Dataset items
_____
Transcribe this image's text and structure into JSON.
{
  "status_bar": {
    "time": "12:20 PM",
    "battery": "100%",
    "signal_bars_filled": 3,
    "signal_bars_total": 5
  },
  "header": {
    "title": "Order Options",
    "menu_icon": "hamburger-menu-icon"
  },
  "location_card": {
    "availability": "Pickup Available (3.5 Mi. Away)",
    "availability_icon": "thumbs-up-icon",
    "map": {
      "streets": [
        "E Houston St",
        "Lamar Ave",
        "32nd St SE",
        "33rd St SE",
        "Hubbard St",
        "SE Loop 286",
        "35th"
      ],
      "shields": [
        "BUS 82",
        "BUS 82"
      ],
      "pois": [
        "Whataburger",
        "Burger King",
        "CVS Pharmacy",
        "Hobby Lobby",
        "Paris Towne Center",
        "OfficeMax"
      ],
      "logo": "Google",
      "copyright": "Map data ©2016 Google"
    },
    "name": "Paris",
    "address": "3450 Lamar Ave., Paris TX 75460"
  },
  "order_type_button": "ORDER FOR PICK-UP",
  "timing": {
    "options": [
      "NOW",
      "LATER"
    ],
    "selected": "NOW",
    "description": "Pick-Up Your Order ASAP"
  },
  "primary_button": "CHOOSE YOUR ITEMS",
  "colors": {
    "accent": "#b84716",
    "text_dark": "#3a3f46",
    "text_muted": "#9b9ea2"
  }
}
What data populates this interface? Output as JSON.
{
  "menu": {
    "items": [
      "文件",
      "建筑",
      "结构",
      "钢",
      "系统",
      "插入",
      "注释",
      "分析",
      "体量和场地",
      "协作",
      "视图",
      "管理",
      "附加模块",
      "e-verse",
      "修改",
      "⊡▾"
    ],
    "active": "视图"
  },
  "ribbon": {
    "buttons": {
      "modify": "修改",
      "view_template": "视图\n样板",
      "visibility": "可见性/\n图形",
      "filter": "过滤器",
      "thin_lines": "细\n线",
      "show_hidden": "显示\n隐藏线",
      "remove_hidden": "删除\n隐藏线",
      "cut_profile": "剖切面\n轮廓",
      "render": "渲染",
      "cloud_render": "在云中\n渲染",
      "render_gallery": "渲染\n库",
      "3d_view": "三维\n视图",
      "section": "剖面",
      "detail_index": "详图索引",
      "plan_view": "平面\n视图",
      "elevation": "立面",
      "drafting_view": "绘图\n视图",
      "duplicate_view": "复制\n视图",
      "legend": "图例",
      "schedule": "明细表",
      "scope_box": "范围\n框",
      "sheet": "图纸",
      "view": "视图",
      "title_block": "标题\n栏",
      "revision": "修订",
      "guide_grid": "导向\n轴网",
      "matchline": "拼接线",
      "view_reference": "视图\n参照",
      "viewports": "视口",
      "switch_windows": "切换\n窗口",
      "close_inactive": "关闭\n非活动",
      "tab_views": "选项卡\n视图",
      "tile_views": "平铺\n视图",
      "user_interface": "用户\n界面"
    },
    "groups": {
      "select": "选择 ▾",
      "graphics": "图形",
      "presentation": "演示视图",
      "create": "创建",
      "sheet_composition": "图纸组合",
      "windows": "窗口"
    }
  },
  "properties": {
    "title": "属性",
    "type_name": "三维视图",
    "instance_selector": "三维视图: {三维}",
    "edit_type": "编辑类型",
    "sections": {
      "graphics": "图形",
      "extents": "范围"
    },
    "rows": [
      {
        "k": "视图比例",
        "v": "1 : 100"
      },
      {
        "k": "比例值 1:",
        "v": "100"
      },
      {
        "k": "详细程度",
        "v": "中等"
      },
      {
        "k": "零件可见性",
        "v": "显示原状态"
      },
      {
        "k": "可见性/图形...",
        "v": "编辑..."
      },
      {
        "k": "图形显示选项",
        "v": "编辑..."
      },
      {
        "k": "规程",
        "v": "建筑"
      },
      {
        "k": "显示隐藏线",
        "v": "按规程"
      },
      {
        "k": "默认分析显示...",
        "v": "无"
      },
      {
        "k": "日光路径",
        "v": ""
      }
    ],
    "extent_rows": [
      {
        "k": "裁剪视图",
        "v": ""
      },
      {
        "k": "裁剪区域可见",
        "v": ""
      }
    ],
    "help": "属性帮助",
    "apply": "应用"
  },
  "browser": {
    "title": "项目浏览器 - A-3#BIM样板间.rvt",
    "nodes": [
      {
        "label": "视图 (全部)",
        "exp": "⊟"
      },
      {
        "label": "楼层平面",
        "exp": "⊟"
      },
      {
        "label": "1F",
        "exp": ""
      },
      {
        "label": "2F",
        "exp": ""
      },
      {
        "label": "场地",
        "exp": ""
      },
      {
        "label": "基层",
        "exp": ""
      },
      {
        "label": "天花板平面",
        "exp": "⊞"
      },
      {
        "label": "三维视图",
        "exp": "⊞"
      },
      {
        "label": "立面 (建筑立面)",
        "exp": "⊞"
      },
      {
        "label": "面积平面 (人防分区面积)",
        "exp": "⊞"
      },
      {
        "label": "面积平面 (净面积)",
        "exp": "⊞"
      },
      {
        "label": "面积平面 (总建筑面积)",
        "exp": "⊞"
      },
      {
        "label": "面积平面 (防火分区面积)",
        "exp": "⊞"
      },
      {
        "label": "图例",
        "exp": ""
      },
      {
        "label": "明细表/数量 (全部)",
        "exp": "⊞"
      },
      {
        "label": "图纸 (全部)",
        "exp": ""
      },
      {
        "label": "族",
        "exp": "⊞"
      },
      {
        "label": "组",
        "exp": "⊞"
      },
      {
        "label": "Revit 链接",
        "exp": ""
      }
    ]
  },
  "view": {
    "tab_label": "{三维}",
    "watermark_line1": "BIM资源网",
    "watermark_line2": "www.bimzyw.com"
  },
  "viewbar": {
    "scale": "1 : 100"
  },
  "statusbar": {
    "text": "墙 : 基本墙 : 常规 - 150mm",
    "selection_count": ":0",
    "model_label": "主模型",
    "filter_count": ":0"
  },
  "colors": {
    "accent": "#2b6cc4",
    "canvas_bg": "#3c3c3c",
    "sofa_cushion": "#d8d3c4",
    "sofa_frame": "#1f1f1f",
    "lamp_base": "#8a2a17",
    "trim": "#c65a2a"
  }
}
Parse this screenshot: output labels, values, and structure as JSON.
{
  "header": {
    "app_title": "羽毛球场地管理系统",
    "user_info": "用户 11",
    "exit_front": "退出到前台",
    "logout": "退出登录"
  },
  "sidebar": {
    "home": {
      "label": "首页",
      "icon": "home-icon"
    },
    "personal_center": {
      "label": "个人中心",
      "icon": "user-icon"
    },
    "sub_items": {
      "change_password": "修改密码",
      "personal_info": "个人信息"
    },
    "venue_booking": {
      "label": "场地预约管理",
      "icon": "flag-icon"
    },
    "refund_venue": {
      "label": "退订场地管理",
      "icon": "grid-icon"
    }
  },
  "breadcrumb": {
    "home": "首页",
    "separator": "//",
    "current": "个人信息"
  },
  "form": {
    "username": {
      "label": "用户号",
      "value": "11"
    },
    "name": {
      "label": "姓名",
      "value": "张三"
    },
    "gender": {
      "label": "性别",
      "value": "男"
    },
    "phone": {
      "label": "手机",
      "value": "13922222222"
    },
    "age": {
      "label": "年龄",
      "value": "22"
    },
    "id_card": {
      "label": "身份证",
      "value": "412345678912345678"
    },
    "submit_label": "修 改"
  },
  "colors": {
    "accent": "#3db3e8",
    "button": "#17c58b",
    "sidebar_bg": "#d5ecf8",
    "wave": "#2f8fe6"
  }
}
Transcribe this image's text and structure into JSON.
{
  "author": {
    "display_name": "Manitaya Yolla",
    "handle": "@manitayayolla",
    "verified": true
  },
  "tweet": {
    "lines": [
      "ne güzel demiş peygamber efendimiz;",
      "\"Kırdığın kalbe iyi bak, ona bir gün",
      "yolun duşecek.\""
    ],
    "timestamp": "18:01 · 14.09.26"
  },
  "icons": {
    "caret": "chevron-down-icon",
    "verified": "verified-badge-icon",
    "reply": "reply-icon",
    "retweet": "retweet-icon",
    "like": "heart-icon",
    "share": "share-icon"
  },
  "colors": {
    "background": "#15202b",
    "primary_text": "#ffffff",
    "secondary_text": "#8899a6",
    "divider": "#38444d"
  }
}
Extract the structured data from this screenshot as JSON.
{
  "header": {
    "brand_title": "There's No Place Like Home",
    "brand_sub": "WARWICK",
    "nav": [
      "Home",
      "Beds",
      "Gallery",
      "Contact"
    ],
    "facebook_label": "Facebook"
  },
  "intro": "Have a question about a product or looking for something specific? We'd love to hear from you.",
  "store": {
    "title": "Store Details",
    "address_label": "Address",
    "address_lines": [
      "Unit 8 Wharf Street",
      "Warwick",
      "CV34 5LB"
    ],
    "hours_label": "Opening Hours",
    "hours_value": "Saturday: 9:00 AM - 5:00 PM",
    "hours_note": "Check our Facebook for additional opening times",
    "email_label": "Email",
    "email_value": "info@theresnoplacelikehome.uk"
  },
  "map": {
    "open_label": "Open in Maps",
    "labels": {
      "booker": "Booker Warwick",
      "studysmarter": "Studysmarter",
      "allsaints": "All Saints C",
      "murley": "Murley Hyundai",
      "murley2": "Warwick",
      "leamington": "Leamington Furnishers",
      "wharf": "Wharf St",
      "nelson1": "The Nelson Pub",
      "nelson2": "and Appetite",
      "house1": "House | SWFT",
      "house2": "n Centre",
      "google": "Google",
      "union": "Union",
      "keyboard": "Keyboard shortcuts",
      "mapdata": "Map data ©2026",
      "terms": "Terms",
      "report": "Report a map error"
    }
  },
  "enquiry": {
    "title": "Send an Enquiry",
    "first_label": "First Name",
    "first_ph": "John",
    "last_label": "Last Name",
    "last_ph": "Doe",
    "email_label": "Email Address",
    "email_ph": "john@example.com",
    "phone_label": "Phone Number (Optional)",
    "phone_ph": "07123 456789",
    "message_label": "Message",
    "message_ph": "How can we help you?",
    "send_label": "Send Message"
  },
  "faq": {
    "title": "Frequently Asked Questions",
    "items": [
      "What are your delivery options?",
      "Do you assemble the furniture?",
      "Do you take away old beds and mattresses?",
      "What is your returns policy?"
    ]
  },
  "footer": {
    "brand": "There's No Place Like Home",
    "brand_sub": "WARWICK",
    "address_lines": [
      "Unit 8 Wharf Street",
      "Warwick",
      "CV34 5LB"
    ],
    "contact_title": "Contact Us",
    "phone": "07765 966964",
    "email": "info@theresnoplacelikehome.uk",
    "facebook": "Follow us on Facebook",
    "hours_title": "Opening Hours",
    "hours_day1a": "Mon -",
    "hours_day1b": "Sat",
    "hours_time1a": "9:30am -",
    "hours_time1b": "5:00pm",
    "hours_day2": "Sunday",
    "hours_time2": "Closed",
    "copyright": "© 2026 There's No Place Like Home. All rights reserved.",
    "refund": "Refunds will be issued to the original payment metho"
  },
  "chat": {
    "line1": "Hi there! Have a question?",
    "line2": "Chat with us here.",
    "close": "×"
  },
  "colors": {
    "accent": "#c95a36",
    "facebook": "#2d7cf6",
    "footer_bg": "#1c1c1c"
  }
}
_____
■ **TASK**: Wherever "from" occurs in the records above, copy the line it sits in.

■ **RESULT OF THE EXERCISE**:
Extract the structured data from this screenshot as JSON.
  "intro": "Have a question about a product or looking for something specific? We'd love to hear from you.",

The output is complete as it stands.